Return each record shown below exactly, with none omitted.

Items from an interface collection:
★ ★ ★

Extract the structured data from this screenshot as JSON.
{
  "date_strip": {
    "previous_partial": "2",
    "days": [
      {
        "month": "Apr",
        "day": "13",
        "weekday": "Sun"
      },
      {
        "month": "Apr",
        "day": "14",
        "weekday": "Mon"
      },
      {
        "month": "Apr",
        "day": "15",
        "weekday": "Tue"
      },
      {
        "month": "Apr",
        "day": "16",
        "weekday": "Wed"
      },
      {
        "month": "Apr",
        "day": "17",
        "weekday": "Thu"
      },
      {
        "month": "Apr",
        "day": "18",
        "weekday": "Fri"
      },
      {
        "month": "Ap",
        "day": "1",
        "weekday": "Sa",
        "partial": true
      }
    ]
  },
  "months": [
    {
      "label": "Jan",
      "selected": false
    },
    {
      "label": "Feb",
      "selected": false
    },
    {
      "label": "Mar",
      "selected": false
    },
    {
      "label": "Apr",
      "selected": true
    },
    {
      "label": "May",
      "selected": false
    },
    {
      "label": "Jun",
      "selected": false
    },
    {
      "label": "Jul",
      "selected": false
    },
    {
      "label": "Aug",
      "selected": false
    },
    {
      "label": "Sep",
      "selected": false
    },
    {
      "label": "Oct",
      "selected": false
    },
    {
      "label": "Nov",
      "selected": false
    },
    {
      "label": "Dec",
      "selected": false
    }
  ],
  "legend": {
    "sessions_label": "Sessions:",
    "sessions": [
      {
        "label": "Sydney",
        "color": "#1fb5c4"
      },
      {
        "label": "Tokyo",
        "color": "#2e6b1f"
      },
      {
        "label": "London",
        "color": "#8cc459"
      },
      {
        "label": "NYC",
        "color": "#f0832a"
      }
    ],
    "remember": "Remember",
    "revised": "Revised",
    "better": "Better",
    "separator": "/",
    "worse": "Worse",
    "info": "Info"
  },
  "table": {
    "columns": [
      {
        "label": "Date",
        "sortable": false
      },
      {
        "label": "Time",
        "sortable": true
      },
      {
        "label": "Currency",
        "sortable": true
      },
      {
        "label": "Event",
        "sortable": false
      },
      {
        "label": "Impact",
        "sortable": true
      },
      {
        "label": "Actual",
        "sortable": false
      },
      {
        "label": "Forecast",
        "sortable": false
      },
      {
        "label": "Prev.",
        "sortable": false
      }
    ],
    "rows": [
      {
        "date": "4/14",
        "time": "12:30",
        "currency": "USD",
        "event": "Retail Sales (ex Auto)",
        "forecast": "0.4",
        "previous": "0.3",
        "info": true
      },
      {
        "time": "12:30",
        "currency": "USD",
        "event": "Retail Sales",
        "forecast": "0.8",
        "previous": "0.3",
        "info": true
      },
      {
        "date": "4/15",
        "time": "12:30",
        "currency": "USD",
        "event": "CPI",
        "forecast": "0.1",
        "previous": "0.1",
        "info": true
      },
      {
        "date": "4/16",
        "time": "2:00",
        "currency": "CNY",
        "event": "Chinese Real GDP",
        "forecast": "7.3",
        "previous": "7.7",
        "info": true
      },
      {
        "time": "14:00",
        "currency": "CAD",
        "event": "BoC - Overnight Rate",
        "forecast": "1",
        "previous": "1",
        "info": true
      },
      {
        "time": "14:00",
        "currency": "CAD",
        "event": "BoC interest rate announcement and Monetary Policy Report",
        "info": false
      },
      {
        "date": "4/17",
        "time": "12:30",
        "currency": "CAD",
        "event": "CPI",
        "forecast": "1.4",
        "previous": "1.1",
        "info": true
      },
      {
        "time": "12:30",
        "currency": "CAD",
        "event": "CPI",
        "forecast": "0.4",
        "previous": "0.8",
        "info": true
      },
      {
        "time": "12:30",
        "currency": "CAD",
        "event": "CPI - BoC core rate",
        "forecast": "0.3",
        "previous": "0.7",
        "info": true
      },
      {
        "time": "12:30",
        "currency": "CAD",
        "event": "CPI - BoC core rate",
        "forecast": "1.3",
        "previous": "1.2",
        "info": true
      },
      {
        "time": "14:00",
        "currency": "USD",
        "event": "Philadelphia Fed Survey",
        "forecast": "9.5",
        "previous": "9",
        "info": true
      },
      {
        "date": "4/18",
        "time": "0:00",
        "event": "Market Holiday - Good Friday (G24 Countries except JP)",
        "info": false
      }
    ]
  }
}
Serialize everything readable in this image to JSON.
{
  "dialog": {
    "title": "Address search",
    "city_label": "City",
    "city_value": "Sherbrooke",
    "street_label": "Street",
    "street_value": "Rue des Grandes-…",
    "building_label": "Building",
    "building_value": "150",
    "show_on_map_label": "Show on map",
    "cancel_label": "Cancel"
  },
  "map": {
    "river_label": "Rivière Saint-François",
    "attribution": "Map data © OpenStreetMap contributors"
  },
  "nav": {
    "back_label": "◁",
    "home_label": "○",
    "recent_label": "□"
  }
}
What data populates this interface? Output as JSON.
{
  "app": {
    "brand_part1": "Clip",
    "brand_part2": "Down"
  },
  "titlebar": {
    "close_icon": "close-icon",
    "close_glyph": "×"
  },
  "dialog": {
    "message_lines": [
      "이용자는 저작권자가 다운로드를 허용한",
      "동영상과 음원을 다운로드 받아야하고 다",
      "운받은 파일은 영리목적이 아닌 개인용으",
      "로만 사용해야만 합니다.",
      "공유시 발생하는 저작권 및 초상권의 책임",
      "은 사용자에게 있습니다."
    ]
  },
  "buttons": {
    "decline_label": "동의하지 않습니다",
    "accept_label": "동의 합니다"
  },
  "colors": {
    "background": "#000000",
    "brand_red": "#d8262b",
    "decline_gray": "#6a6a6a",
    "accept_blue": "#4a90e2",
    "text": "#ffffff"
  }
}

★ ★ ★

SOLUTION TO THE EXERCISE:
Extract the structured data from this screenshot as JSON.
{
  "date_strip": {
    "previous_partial": "2",
    "days": [
      {
        "month": "Apr",
        "day": "13",
        "weekday": "Sun"
      },
      {
        "month": "Apr",
        "day": "14",
        "weekday": "Mon"
      },
      {
        "month": "Apr",
        "day": "15",
        "weekday": "Tue"
      },
      {
        "month": "Apr",
        "day": "16",
        "weekday": "Wed"
      },
      {
        "month": "Apr",
        "day": "17",
        "weekday": "Thu"
      },
      {
        "month": "Apr",
        "day": "18",
        "weekday": "Fri"
      },
      {
        "month": "Ap",
        "day": "1",
        "weekday": "Sa",
        "partial": true
      }
    ]
  },
  "months": [
    {
      "label": "Jan",
      "selected": false
    },
    {
      "label": "Feb",
      "selected": false
    },
    {
      "label": "Mar",
      "selected": false
    },
    {
      "label": "Apr",
      "selected": true
    },
    {
      "label": "May",
      "selected": false
    },
    {
      "label": "Jun",
      "selected": false
    },
    {
      "label": "Jul",
      "selected": false
    },
    {
      "label": "Aug",
      "selected": false
    },
    {
      "label": "Sep",
      "selected": false
    },
    {
      "label": "Oct",
      "selected": false
    },
    {
      "label": "Nov",
      "selected": false
    },
    {
      "label": "Dec",
      "selected": false
    }
  ],
  "legend": {
    "sessions_label": "Sessions:",
    "sessions": [
      {
        "label": "Sydney",
        "color": "#1fb5c4"
      },
      {
        "label": "Tokyo",
        "color": "#2e6b1f"
      },
      {
        "label": "London",
        "color": "#8cc459"
      },
      {
        "label": "NYC",
        "color": "#f0832a"
      }
    ],
    "remember": "Remember",
    "revised": "Revised",
    "better": "Better",
    "separator": "/",
    "worse": "Worse",
    "info": "Info"
  },
  "table": {
    "columns": [
      {
        "label": "Date",
        "sortable": false
      },
      {
        "label": "Time",
        "sortable": true
      },
      {
        "label": "Currency",
        "sortable": true
      },
      {
        "label": "Event",
        "sortable": false
      },
      {
        "label": "Impact",
        "sortable": true
      },
      {
        "label": "Actual",
        "sortable": false
      },
      {
        "label": "Forecast",
        "sortable": false
      },
      {
        "label": "Prev.",
        "sortable": false
      }
    ],
    "rows": [
      {
        "date": "4/14",
        "time": "12:30",
        "currency": "USD",
        "event": "Retail Sales (ex Auto)",
        "forecast": "0.4",
        "previous": "0.3",
        "info": true
      },
      {
        "time": "12:30",
        "currency": "USD",
        "event": "Retail Sales",
        "forecast": "0.8",
        "previous": "0.3",
        "info": true
      },
      {
        "date": "4/15",
        "time": "12:30",
        "currency": "USD",
        "event": "CPI",
        "forecast": "0.1",
        "previous": "0.1",
        "info": true
      },
      {
        "date": "4/16",
        "time": "2:00",
        "currency": "CNY",
        "event": "Chinese Real GDP",
        "forecast": "7.3",
        "previous": "7.7",
        "info": true
      },
      {
        "time": "14:00",
        "currency": "CAD",
        "event": "BoC - Overnight Rate",
        "forecast": "1",
        "previous": "1",
        "info": true
      },
      {
        "time": "14:00",
        "currency": "CAD",
        "event": "BoC interest rate announcement and Monetary Policy Report",
        "info": false
      },
      {
        "date": "4/17",
        "time": "12:30",
        "currency": "CAD",
        "event": "CPI",
        "forecast": "1.4",
        "previous": "1.1",
        "info": true
      },
      {
        "time": "12:30",
        "currency": "CAD",
        "event": "CPI",
        "forecast": "0.4",
        "previous": "0.8",
        "info": true
      },
      {
        "time": "12:30",
        "currency": "CAD",
        "event": "CPI - BoC core rate",
        "forecast": "0.3",
        "previous": "0.7",
        "info": true
      },
      {
        "time": "12:30",
        "currency": "CAD",
        "event": "CPI - BoC core rate",
        "forecast": "1.3",
        "previous": "1.2",
        "info": true
      },
      {
        "time": "14:00",
        "currency": "USD",
        "event": "Philadelphia Fed Survey",
        "forecast": "9.5",
        "previous": "9",
        "info": true
      },
      {
        "date": "4/18",
        "time": "0:00",
        "event": "Market Holiday - Good Friday (G24 Countries except JP)",
        "info": false
      }
    ]
  }
}
Serialize everything readable in this image to JSON.
{
  "dialog": {
    "title": "Address search",
    "city_label": "City",
    "city_value": "Sherbrooke",
    "street_label": "Street",
    "street_value": "Rue des Grandes-…",
    "building_label": "Building",
    "building_value": "150",
    "show_on_map_label": "Show on map",
    "cancel_label": "Cancel"
  },
  "map": {
    "river_label": "Rivière Saint-François",
    "attribution": "Map data © OpenStreetMap contributors"
  },
  "nav": {
    "back_label": "◁",
    "home_label": "○",
    "recent_label": "□"
  }
}
What data populates this interface? Output as JSON.
{
  "app": {
    "brand_part1": "Clip",
    "brand_part2": "Down"
  },
  "titlebar": {
    "close_icon": "close-icon",
    "close_glyph": "×"
  },
  "dialog": {
    "message_lines": [
      "이용자는 저작권자가 다운로드를 허용한",
      "동영상과 음원을 다운로드 받아야하고 다",
      "운받은 파일은 영리목적이 아닌 개인용으",
      "로만 사용해야만 합니다.",
      "공유시 발생하는 저작권 및 초상권의 책임",
      "은 사용자에게 있습니다."
    ]
  },
  "buttons": {
    "decline_label": "동의하지 않습니다",
    "accept_label": "동의 합니다"
  },
  "colors": {
    "background": "#000000",
    "brand_red": "#d8262b",
    "decline_gray": "#6a6a6a",
    "accept_blue": "#4a90e2",
    "text": "#ffffff"
  }
}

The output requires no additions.